**Exercise:** Take the line containing "Transcribe this image's" and every line after it in the data below, and print them exactly as given, with nothing else.

Page and application data records
+++++
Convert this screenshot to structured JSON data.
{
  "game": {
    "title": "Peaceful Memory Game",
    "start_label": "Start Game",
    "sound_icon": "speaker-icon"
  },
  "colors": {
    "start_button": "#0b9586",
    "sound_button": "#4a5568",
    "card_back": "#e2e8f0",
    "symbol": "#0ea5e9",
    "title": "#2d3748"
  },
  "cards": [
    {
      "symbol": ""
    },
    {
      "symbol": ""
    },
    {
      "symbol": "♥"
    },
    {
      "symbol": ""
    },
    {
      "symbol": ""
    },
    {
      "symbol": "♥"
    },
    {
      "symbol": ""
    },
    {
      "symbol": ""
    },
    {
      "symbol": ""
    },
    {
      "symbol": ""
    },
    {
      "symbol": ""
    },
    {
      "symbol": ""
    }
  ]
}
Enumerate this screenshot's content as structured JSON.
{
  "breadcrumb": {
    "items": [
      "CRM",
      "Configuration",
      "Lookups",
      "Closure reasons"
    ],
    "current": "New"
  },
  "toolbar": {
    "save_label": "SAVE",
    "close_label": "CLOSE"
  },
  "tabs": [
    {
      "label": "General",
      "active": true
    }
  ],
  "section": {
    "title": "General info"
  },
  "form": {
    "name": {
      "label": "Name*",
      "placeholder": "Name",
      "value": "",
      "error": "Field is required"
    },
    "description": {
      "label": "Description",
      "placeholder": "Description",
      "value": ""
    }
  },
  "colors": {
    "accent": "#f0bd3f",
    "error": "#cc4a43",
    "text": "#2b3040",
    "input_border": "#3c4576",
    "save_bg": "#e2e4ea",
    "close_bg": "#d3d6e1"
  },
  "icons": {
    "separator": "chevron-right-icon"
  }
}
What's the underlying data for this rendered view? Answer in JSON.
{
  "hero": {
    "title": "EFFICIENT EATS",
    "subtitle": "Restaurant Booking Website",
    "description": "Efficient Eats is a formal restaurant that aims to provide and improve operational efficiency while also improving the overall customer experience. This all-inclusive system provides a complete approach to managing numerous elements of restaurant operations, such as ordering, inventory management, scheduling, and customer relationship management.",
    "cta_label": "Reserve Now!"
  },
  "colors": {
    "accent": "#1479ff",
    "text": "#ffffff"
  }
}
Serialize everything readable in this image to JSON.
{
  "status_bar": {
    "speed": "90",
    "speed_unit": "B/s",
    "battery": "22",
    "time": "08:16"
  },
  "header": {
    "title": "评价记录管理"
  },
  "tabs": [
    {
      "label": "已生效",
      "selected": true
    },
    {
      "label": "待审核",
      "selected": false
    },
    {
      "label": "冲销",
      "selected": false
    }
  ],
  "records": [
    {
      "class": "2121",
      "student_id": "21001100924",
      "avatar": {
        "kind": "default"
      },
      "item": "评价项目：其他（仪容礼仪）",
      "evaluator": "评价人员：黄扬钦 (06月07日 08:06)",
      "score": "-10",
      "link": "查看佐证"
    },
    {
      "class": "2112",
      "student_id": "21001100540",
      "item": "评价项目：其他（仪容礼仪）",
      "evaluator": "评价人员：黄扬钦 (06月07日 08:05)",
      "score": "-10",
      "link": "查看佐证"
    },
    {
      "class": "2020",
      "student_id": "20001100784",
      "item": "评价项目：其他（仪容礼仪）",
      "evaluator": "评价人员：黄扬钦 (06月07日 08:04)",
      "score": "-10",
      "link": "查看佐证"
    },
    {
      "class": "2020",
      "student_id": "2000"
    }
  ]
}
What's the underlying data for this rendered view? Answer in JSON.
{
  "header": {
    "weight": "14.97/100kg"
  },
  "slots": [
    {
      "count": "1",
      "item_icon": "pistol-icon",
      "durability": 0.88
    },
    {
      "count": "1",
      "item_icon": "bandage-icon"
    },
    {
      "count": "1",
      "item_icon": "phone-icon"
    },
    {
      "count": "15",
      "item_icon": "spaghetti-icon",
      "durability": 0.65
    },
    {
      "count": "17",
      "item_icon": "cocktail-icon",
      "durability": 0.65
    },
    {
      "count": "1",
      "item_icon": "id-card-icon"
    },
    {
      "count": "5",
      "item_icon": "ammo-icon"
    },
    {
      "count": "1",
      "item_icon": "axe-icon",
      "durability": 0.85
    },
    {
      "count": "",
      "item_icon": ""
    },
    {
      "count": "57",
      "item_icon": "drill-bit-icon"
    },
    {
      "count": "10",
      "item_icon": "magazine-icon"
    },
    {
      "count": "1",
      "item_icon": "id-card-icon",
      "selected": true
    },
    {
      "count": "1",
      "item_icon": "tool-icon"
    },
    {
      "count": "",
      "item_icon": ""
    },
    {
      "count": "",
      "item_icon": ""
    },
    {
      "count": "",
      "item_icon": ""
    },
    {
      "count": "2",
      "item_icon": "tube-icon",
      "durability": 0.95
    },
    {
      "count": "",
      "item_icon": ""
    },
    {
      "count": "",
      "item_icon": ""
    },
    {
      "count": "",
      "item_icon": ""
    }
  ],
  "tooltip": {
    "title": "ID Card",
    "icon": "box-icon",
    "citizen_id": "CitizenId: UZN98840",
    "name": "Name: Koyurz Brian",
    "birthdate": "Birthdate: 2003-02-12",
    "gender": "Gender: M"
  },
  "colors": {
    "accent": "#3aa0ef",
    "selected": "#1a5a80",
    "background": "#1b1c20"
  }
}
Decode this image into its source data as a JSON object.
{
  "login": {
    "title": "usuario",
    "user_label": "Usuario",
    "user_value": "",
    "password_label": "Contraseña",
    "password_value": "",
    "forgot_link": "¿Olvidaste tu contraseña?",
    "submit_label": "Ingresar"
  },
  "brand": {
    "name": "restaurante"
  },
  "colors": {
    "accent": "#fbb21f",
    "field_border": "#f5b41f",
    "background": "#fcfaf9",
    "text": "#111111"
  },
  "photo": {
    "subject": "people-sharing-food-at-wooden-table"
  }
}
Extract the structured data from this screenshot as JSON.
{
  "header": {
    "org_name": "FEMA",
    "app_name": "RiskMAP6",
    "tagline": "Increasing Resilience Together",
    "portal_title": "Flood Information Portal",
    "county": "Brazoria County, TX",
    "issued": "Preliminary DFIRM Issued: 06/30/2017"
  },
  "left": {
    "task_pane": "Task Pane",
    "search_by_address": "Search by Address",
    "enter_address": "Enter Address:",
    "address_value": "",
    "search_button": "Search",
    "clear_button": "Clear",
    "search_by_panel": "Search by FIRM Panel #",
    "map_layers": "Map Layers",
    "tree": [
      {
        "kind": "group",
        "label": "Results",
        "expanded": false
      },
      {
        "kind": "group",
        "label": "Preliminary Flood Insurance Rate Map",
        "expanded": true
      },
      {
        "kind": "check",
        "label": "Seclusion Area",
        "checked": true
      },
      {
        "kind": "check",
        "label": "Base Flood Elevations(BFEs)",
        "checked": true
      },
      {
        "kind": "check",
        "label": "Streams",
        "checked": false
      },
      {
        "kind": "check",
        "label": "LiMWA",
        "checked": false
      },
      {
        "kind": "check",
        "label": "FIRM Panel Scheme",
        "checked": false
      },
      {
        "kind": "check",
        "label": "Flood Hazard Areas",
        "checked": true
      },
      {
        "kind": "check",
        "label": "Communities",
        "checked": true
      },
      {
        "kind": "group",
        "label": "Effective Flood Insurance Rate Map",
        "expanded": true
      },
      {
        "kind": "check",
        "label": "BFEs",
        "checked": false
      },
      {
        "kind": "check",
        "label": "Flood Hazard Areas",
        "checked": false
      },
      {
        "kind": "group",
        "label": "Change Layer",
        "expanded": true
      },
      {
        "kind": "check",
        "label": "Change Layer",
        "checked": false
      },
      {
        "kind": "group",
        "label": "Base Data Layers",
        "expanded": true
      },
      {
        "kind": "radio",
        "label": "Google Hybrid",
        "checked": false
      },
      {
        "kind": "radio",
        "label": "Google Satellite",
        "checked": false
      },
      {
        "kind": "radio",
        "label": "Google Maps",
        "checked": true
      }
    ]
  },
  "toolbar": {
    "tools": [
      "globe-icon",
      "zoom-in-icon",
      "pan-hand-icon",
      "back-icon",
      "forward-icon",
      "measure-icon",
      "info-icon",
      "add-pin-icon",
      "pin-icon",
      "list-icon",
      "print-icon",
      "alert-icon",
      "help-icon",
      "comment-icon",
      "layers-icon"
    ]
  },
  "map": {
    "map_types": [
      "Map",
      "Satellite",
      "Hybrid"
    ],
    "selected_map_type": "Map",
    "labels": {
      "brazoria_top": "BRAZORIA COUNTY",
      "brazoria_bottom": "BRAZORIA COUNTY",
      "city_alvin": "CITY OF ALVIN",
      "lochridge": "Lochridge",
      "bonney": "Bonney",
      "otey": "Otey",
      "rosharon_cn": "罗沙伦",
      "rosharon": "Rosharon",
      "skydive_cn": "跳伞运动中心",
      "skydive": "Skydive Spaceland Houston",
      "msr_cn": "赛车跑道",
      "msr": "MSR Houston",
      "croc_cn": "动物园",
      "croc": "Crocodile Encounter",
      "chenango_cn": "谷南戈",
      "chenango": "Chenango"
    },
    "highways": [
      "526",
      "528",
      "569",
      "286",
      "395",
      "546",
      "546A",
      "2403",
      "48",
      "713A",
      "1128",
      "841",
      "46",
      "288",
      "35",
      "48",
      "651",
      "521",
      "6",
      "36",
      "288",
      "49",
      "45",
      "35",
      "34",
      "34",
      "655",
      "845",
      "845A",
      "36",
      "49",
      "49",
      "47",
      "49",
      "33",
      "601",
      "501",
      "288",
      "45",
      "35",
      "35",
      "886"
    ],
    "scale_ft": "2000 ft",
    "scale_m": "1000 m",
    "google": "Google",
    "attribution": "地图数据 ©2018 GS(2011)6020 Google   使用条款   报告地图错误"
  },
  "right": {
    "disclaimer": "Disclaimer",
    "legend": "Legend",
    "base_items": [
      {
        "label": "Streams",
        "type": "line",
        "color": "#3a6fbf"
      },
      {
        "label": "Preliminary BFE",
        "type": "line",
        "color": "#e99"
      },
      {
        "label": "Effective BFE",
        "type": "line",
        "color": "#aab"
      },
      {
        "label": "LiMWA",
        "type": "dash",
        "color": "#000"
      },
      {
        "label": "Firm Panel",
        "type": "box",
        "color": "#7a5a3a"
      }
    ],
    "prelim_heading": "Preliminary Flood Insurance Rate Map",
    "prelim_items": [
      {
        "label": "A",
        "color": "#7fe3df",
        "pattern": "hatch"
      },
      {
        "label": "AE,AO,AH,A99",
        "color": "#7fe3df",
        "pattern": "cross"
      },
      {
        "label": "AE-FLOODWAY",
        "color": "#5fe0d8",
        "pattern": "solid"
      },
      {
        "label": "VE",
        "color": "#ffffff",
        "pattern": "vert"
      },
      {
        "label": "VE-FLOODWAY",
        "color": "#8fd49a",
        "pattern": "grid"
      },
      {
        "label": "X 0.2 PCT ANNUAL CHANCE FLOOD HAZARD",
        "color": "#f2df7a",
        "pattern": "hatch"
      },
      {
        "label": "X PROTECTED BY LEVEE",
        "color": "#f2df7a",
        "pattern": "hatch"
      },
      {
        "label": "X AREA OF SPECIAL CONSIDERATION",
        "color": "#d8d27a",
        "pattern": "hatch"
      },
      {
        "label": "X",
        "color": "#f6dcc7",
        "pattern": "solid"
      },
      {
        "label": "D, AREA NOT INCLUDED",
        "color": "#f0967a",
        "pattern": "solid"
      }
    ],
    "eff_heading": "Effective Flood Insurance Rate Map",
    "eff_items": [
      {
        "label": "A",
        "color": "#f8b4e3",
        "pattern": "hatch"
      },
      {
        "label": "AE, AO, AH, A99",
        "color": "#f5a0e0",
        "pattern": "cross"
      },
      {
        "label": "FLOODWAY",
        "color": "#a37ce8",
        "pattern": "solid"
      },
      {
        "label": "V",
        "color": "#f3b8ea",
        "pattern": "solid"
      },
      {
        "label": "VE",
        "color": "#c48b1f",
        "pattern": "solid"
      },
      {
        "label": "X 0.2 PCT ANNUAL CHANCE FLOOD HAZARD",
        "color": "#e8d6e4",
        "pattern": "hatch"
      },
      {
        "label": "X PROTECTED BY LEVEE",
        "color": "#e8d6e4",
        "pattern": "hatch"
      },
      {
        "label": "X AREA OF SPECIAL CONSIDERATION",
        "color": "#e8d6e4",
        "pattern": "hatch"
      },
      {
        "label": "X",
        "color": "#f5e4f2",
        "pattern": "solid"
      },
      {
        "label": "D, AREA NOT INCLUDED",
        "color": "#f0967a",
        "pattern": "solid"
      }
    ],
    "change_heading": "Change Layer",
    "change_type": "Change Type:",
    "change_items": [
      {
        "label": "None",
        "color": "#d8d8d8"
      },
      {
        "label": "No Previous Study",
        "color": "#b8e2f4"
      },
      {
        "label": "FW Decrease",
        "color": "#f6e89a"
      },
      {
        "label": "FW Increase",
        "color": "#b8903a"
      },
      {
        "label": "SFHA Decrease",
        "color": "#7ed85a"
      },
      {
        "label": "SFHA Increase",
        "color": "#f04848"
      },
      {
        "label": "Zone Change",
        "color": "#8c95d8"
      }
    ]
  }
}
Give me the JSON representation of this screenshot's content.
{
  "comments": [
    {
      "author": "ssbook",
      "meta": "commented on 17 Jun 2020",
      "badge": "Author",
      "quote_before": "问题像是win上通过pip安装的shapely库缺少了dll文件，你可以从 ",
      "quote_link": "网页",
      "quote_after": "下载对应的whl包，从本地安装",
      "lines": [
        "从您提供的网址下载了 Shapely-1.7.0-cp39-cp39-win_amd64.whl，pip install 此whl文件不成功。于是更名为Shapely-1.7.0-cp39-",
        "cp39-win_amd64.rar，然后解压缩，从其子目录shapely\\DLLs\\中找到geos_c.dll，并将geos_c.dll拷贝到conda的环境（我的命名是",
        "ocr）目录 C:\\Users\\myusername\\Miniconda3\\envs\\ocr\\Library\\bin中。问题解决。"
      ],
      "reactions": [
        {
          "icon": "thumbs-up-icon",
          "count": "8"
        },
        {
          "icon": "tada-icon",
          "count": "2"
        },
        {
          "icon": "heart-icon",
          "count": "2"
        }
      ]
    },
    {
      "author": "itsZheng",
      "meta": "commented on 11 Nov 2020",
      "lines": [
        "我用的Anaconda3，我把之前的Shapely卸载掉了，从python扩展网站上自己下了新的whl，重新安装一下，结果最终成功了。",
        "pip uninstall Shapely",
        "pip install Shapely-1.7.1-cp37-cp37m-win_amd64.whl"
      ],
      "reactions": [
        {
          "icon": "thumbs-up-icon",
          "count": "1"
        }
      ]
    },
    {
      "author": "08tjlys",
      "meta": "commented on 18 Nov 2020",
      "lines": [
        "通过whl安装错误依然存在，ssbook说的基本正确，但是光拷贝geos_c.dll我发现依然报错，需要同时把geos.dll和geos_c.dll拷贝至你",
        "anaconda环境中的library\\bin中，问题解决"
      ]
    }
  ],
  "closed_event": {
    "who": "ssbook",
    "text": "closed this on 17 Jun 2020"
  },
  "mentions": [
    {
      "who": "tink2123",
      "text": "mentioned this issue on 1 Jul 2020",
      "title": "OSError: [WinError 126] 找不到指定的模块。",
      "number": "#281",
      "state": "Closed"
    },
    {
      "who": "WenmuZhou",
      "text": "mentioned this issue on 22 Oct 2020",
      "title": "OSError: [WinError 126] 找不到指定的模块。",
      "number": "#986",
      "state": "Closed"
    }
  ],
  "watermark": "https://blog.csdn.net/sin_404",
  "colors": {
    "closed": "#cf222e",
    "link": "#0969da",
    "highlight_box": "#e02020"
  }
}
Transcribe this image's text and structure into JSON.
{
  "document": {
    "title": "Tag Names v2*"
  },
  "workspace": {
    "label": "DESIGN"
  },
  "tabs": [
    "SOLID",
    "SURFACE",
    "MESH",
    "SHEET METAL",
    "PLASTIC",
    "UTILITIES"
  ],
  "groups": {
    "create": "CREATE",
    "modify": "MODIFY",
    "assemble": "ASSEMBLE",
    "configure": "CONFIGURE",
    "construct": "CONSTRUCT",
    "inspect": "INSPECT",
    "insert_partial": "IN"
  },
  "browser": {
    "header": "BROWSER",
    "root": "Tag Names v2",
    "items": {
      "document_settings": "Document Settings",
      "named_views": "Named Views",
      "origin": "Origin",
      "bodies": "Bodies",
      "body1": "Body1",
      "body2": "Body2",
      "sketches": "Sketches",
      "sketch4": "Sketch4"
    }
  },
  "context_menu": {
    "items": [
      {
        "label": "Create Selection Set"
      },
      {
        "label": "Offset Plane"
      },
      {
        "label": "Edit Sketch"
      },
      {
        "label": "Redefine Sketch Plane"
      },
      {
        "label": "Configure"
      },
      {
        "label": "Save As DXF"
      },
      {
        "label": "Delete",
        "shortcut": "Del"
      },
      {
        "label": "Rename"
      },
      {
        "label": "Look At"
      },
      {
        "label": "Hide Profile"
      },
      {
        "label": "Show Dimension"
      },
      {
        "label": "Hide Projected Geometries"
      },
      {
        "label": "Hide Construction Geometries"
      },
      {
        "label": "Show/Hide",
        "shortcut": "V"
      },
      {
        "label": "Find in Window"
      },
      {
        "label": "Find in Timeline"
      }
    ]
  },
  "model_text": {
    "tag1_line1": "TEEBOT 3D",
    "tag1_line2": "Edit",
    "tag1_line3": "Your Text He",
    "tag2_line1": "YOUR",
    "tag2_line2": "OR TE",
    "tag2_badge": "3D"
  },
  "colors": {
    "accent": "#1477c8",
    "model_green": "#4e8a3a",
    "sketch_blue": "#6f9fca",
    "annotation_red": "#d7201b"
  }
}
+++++
**Completed exercise:**
Transcribe this image's text and structure into JSON.
{
  "document": {
    "title": "Tag Names v2*"
  },
  "workspace": {
    "label": "DESIGN"
  },
  "tabs": [
    "SOLID",
    "SURFACE",
    "MESH",
    "SHEET METAL",
    "PLASTIC",
    "UTILITIES"
  ],
  "groups": {
    "create": "CREATE",
    "modify": "MODIFY",
    "assemble": "ASSEMBLE",
    "configure": "CONFIGURE",
    "construct": "CONSTRUCT",
    "inspect": "INSPECT",
    "insert_partial": "IN"
  },
  "browser": {
    "header": "BROWSER",
    "root": "Tag Names v2",
    "items": {
      "document_settings": "Document Settings",
      "named_views": "Named Views",
      "origin": "Origin",
      "bodies": "Bodies",
      "body1": "Body1",
      "body2": "Body2",
      "sketches": "Sketches",
      "sketch4": "Sketch4"
    }
  },
  "context_menu": {
    "items": [
      {
        "label": "Create Selection Set"
      },
      {
        "label": "Offset Plane"
      },
      {
        "label": "Edit Sketch"
      },
      {
        "label": "Redefine Sketch Plane"
      },
      {
        "label": "Configure"
      },
      {
        "label": "Save As DXF"
      },
      {
        "label": "Delete",
        "shortcut": "Del"
      },
      {
        "label": "Rename"
      },
      {
        "label": "Look At"
      },
      {
        "label": "Hide Profile"
      },
      {
        "label": "Show Dimension"
      },
      {
        "label": "Hide Projected Geometries"
      },
      {
        "label": "Hide Construction Geometries"
      },
      {
        "label": "Show/Hide",
        "shortcut": "V"
      },
      {
        "label": "Find in Window"
      },
      {
        "label": "Find in Timeline"
      }
    ]
  },
  "model_text": {
    "tag1_line1": "TEEBOT 3D",
    "tag1_line2": "Edit",
    "tag1_line3": "Your Text He",
    "tag2_line1": "YOUR",
    "tag2_line2": "OR TE",
    "tag2_badge": "3D"
  },
  "colors": {
    "accent": "#1477c8",
    "model_green": "#4e8a3a",
    "sketch_blue": "#6f9fca",
    "annotation_red": "#d7201b"
  }
}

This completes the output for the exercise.